“Jump Around,” House of Pain’s enduring contribution from 1992 to the global bloodstream of ever since, plays in many other stadiums, too. It shouldn’t. It always feels plagiarized anywhere other than Camp Randall Stadium in the great Madison. When Wisconsin plays it and the heaving crowd of Badgers jumps to it, it provides the single greatest spectacle in a sport chockablock with them.
On Friday night, Wisconsin will play it nobly, dutifully and emptily; while the SEC and ACC opted for scattered fractions of spectators, the Big Ten decreed its games fan-less. Friday night at Camp Randall won’t be the most wrenching part of 2020 or even the one-millionth-most, but it will be some snapshot.
It will be a glaring oddity tucked amid the new-normal oddities, such as when the giant stadium screens at Alabama show the band marching, coaxing the eyes to glimpse down onto the field, where there’s no band. (It’s a clip from the underappreciated past.) If this kind of thing leaves us in need of fresh football wrinkles, well, here: Arkansas looks like the early story of the year, Florida State looks giddy after beating North Carolina at home, and Kentucky fans look exuberant over the UFO (unidentified football object) they just saw.
Arkansas? Yep. The sudden improvement of the Razorbacks (2-2 and very close to 3-1) helps a sport that gets better when Arkansas gets better, not least because it grants more sights of a logo of a red feral pig. There’s even one slapped gloriously upon the microphone from which the coach speaks after games, and the identity of that coach might end up doubling as an old lesson.
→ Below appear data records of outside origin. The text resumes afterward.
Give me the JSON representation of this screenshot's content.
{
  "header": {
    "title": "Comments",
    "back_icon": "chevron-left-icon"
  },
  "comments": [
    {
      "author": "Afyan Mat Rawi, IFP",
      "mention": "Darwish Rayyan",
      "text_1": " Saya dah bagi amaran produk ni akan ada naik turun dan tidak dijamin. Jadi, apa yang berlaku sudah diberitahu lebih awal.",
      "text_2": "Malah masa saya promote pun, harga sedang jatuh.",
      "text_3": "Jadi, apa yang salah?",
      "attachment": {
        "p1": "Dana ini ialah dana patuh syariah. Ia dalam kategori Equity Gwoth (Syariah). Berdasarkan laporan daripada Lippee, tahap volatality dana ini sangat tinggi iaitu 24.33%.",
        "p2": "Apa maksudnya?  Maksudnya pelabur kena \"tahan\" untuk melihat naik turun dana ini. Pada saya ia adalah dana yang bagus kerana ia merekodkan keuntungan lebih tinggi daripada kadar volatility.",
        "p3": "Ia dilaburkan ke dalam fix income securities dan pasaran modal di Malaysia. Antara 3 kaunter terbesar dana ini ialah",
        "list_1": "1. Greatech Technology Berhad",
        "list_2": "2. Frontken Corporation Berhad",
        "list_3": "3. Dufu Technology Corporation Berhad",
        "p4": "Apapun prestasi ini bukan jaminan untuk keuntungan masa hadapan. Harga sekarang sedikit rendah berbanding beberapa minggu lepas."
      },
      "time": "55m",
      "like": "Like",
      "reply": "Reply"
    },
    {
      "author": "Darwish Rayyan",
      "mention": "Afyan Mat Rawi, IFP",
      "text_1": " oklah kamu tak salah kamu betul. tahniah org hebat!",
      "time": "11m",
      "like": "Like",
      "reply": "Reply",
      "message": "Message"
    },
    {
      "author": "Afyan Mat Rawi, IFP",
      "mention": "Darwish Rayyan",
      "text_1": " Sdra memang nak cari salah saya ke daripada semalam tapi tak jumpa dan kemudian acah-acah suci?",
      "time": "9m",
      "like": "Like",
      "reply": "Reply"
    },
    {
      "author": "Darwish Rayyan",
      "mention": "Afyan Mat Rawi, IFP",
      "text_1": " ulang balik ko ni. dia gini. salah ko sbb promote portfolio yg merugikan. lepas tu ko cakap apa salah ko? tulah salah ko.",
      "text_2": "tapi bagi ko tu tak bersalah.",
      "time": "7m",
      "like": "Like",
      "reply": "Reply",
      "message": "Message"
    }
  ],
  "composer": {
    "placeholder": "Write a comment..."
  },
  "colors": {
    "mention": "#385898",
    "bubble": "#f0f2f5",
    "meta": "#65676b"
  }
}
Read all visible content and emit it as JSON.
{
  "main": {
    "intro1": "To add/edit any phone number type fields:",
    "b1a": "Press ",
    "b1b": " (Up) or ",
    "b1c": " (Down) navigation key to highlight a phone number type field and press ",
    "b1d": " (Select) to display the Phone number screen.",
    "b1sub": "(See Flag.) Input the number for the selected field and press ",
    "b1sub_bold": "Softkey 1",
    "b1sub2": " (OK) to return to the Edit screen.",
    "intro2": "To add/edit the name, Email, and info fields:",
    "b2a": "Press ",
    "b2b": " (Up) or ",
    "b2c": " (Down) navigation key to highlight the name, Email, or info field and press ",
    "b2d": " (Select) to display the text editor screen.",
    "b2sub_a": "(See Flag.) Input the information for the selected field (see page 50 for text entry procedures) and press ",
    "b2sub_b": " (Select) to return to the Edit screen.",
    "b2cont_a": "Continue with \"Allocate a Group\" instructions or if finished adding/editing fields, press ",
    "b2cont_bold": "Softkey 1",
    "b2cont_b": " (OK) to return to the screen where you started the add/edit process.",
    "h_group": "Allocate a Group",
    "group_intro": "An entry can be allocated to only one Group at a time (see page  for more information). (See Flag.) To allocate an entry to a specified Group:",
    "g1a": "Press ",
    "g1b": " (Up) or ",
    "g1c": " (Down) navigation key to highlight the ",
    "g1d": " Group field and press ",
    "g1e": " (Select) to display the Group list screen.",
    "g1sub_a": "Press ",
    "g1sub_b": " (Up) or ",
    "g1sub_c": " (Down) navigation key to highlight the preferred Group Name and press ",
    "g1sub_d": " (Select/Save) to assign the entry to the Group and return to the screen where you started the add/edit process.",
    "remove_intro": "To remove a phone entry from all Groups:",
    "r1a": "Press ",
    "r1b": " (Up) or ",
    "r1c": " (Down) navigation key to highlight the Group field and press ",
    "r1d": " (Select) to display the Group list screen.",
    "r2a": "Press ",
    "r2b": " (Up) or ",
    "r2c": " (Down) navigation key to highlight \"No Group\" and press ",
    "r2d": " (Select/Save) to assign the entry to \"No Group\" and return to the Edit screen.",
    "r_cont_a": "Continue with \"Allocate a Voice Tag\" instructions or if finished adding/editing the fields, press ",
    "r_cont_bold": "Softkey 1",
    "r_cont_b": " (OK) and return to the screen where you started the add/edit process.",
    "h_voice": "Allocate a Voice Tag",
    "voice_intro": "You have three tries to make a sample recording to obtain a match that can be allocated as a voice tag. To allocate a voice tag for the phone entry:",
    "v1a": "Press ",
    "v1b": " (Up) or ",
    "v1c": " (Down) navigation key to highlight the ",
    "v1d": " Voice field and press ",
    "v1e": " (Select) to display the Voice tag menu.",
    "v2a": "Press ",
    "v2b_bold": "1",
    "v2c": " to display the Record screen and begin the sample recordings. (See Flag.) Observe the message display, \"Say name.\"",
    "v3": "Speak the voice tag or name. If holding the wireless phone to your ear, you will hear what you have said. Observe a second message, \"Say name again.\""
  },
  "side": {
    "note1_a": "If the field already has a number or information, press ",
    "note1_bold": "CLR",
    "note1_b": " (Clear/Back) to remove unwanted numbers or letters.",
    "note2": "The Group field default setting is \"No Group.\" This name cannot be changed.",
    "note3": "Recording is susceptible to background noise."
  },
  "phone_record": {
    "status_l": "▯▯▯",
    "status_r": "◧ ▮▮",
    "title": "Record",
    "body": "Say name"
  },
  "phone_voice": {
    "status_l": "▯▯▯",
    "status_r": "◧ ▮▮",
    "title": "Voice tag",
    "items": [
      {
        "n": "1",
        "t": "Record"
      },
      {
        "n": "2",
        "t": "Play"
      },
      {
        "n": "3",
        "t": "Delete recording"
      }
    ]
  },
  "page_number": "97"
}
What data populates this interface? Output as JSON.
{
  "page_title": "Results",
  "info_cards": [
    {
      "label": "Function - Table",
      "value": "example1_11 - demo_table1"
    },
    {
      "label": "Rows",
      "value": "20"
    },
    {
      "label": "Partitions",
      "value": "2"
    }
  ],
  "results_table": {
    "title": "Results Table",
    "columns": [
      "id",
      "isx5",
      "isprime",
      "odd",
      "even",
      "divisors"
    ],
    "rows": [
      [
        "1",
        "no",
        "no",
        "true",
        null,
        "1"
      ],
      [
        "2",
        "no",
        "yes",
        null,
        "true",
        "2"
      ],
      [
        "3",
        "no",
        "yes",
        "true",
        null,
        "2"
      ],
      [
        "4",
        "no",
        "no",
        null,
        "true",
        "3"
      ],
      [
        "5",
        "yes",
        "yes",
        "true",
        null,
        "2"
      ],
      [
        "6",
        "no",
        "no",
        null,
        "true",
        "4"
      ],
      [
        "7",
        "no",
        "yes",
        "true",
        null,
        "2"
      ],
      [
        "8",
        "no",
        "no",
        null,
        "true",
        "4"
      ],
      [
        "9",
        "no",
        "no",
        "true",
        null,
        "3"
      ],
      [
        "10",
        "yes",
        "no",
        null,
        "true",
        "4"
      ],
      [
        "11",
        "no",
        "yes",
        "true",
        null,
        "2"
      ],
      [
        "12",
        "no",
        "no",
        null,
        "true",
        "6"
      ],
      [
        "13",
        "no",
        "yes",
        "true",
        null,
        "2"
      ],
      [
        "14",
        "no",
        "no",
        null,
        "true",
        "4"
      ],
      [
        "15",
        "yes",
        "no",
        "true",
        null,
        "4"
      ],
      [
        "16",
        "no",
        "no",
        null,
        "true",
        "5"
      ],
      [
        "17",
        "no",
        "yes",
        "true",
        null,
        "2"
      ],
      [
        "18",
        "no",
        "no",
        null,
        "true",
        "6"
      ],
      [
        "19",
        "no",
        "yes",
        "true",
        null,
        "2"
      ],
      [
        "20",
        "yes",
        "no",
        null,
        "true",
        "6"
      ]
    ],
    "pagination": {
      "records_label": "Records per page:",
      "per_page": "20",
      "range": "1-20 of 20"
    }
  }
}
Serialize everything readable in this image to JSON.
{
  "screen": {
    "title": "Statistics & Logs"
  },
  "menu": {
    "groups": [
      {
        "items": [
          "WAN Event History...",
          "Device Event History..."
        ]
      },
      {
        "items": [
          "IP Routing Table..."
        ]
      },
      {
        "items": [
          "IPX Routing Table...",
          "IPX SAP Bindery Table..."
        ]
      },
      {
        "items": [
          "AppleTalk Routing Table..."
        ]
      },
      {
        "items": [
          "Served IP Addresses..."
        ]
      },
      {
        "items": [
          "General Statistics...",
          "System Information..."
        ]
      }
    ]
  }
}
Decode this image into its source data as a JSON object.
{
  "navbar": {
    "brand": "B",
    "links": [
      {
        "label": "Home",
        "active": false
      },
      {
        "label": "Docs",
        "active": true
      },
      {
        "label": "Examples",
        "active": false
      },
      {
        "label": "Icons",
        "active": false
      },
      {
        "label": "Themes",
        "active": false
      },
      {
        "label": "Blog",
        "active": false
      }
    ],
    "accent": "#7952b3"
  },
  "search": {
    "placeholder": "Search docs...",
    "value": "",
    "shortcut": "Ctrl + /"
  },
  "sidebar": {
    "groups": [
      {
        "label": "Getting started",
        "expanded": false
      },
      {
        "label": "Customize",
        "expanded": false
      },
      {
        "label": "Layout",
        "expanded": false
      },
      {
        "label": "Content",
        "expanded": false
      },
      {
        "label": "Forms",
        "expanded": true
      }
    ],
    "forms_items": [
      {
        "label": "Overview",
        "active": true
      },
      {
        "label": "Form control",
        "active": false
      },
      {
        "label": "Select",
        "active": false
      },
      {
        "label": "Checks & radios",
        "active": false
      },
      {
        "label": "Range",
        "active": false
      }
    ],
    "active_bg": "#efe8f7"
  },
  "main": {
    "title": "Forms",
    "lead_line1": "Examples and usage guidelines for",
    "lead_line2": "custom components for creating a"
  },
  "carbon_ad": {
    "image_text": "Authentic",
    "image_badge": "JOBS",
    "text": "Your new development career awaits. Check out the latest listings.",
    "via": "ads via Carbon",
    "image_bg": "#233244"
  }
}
The head coach Arkansas hired after spending two long seasons at a sullen 0-16 in the SEC might end up teaching us something salient about coaching hires. Surely 58-year-old wanderer Sam Pittman did not qualify as some splashy hire, but he did qualify as a hell of a coach. Here we go through his CV, and hang on to your suitcase: Princeton (Mo.) High, Trenton (Mo.) High, Hutchinson (Kan.) Community College, Northern Illinois, Cincinnati, Oklahoma, Western Michigan, Missouri, Kansas, Northern Illinois again, North Carolina, Tennessee, Arkansas and Georgia (where he was associate head coach, maestro recruiter and offensive line coach).
When he made his opening statement after the 33-21 win over Mississippi on Saturday, which followed upon the near-upset at Auburn with a controversial finish, Pittman spoke a couple of paragraphs before learning something funky happened with the sound. “Am I on or off?” he said gently at one point. He got asked to restart. He dutifully